- **Problem details**:
Exclude the pictures, then restate every entry below exactly.

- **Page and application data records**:
——

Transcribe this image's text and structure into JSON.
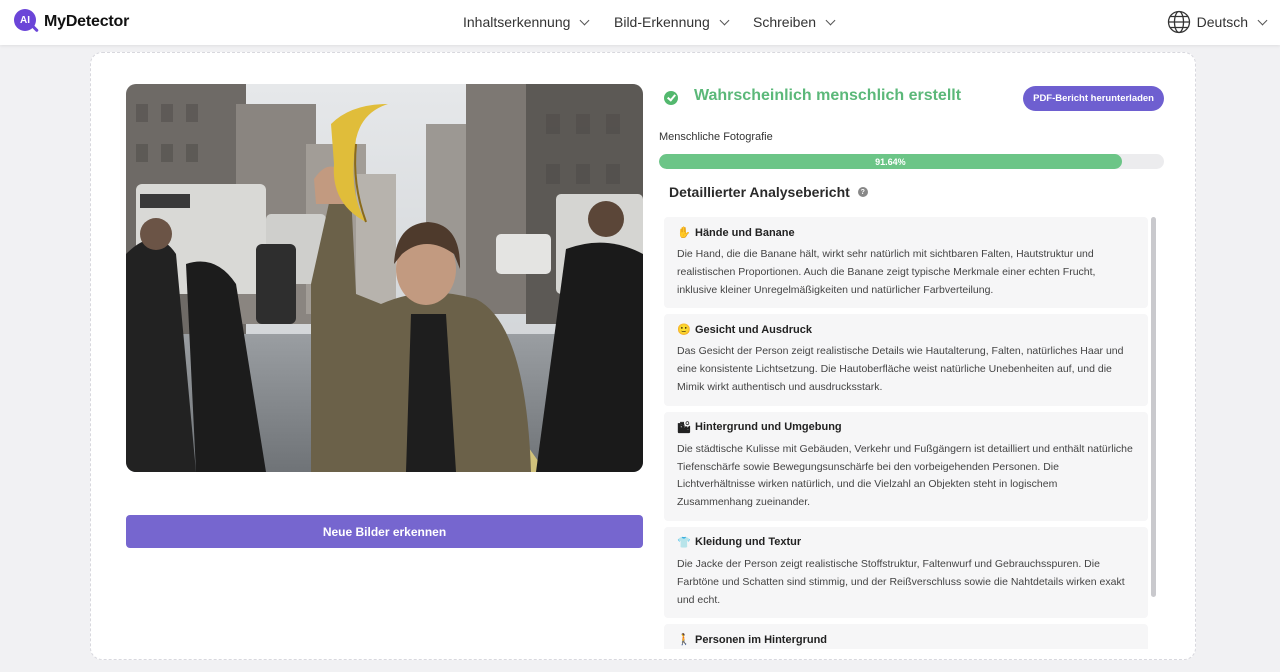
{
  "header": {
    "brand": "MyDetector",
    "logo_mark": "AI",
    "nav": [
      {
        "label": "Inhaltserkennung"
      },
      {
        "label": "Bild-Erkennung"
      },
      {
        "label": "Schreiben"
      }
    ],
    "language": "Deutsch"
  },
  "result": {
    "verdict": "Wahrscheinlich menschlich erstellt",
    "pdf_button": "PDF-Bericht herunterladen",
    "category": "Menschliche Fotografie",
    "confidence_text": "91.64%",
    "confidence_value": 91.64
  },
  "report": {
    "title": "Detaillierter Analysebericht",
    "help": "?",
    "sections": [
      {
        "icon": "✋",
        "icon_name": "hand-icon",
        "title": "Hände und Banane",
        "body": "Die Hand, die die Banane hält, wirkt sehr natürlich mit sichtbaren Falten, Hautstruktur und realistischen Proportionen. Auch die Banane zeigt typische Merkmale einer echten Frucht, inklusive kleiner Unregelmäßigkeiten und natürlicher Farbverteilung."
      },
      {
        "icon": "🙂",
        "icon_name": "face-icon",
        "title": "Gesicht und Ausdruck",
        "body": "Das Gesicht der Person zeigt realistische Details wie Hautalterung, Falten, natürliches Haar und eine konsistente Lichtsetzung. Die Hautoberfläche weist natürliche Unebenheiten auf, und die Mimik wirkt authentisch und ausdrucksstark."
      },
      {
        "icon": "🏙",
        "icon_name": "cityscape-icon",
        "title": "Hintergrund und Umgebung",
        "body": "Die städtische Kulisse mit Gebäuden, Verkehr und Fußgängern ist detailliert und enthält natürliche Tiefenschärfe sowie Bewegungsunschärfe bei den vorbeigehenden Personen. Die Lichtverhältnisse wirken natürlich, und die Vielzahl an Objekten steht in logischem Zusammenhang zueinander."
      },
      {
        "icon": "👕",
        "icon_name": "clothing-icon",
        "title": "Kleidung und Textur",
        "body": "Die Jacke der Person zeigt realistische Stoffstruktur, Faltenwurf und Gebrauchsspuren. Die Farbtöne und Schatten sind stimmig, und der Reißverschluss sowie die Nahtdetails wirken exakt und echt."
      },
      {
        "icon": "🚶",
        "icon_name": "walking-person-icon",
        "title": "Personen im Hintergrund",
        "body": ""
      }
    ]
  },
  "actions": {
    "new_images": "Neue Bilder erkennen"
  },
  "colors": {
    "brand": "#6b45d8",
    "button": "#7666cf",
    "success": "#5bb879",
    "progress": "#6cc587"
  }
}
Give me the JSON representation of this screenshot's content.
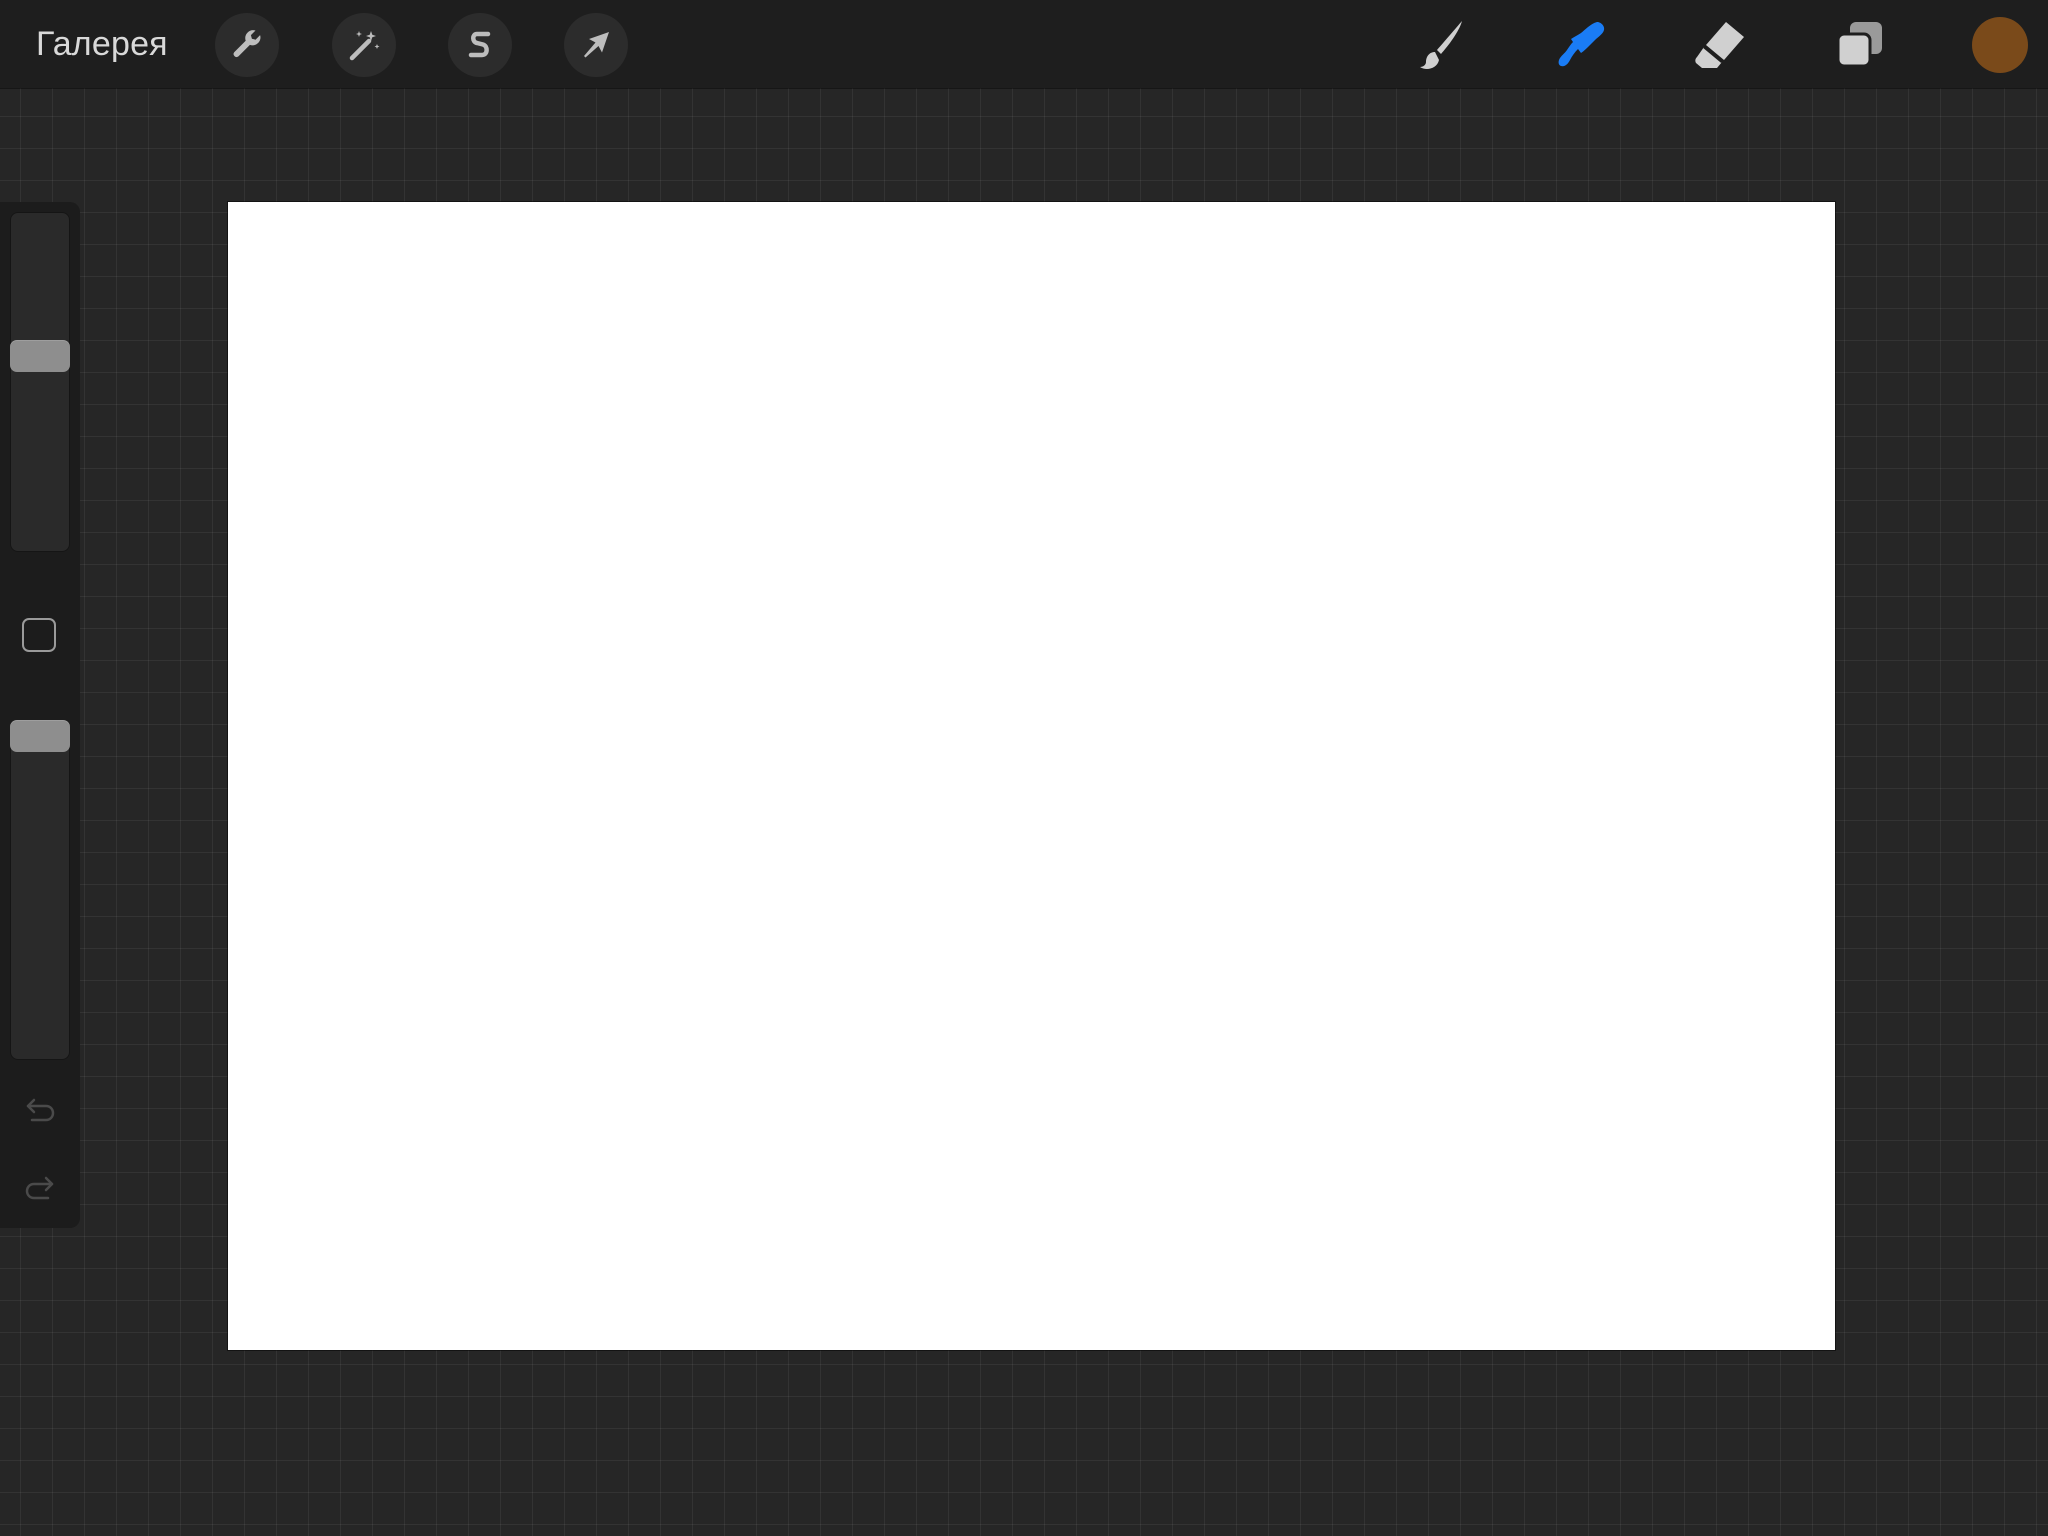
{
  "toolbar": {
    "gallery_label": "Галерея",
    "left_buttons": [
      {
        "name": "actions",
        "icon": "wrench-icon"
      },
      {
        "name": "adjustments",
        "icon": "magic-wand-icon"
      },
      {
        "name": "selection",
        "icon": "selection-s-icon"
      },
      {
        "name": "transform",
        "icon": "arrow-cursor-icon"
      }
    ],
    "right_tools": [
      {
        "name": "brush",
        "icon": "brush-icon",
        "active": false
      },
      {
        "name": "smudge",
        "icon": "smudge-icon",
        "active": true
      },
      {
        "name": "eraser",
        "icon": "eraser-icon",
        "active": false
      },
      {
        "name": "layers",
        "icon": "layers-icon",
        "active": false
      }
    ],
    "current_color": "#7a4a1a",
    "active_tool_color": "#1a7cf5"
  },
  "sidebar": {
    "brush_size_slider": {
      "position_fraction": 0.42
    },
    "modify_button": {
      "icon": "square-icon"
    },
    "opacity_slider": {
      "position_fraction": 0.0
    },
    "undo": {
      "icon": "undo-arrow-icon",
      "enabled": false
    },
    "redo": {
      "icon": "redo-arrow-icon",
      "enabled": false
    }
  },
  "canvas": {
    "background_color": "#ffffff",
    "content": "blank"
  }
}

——

- **Answer section**:
Transcribe this image's text and structure into JSON.
{
  "header": {
    "brand": "MyDetector",
    "logo_mark": "AI",
    "nav": [
      {
        "label": "Inhaltserkennung"
      },
      {
        "label": "Bild-Erkennung"
      },
      {
        "label": "Schreiben"
      }
    ],
    "language": "Deutsch"
  },
  "result": {
    "verdict": "Wahrscheinlich menschlich erstellt",
    "pdf_button": "PDF-Bericht herunterladen",
    "category": "Menschliche Fotografie",
    "confidence_text": "91.64%",
    "confidence_value": 91.64
  },
  "report": {
    "title": "Detaillierter Analysebericht",
    "help": "?",
    "sections": [
      {
        "icon": "✋",
        "icon_name": "hand-icon",
        "title": "Hände und Banane",
        "body": "Die Hand, die die Banane hält, wirkt sehr natürlich mit sichtbaren Falten, Hautstruktur und realistischen Proportionen. Auch die Banane zeigt typische Merkmale einer echten Frucht, inklusive kleiner Unregelmäßigkeiten und natürlicher Farbverteilung."
      },
      {
        "icon": "🙂",
        "icon_name": "face-icon",
        "title": "Gesicht und Ausdruck",
        "body": "Das Gesicht der Person zeigt realistische Details wie Hautalterung, Falten, natürliches Haar und eine konsistente Lichtsetzung. Die Hautoberfläche weist natürliche Unebenheiten auf, und die Mimik wirkt authentisch und ausdrucksstark."
      },
      {
        "icon": "🏙",
        "icon_name": "cityscape-icon",
        "title": "Hintergrund und Umgebung",
        "body": "Die städtische Kulisse mit Gebäuden, Verkehr und Fußgängern ist detailliert und enthält natürliche Tiefenschärfe sowie Bewegungsunschärfe bei den vorbeigehenden Personen. Die Lichtverhältnisse wirken natürlich, und die Vielzahl an Objekten steht in logischem Zusammenhang zueinander."
      },
      {
        "icon": "👕",
        "icon_name": "clothing-icon",
        "title": "Kleidung und Textur",
        "body": "Die Jacke der Person zeigt realistische Stoffstruktur, Faltenwurf und Gebrauchsspuren. Die Farbtöne und Schatten sind stimmig, und der Reißverschluss sowie die Nahtdetails wirken exakt und echt."
      },
      {
        "icon": "🚶",
        "icon_name": "walking-person-icon",
        "title": "Personen im Hintergrund",
        "body": ""
      }
    ]
  },
  "actions": {
    "new_images": "Neue Bilder erkennen"
  },
  "colors": {
    "brand": "#6b45d8",
    "button": "#7666cf",
    "success": "#5bb879",
    "progress": "#6cc587"
  }
}
Give me the JSON representation of this screenshot's content.
{
  "toolbar": {
    "gallery_label": "Галерея",
    "left_buttons": [
      {
        "name": "actions",
        "icon": "wrench-icon"
      },
      {
        "name": "adjustments",
        "icon": "magic-wand-icon"
      },
      {
        "name": "selection",
        "icon": "selection-s-icon"
      },
      {
        "name": "transform",
        "icon": "arrow-cursor-icon"
      }
    ],
    "right_tools": [
      {
        "name": "brush",
        "icon": "brush-icon",
        "active": false
      },
      {
        "name": "smudge",
        "icon": "smudge-icon",
        "active": true
      },
      {
        "name": "eraser",
        "icon": "eraser-icon",
        "active": false
      },
      {
        "name": "layers",
        "icon": "layers-icon",
        "active": false
      }
    ],
    "current_color": "#7a4a1a",
    "active_tool_color": "#1a7cf5"
  },
  "sidebar": {
    "brush_size_slider": {
      "position_fraction": 0.42
    },
    "modify_button": {
      "icon": "square-icon"
    },
    "opacity_slider": {
      "position_fraction": 0.0
    },
    "undo": {
      "icon": "undo-arrow-icon",
      "enabled": false
    },
    "redo": {
      "icon": "redo-arrow-icon",
      "enabled": false
    }
  },
  "canvas": {
    "background_color": "#ffffff",
    "content": "blank"
  }
}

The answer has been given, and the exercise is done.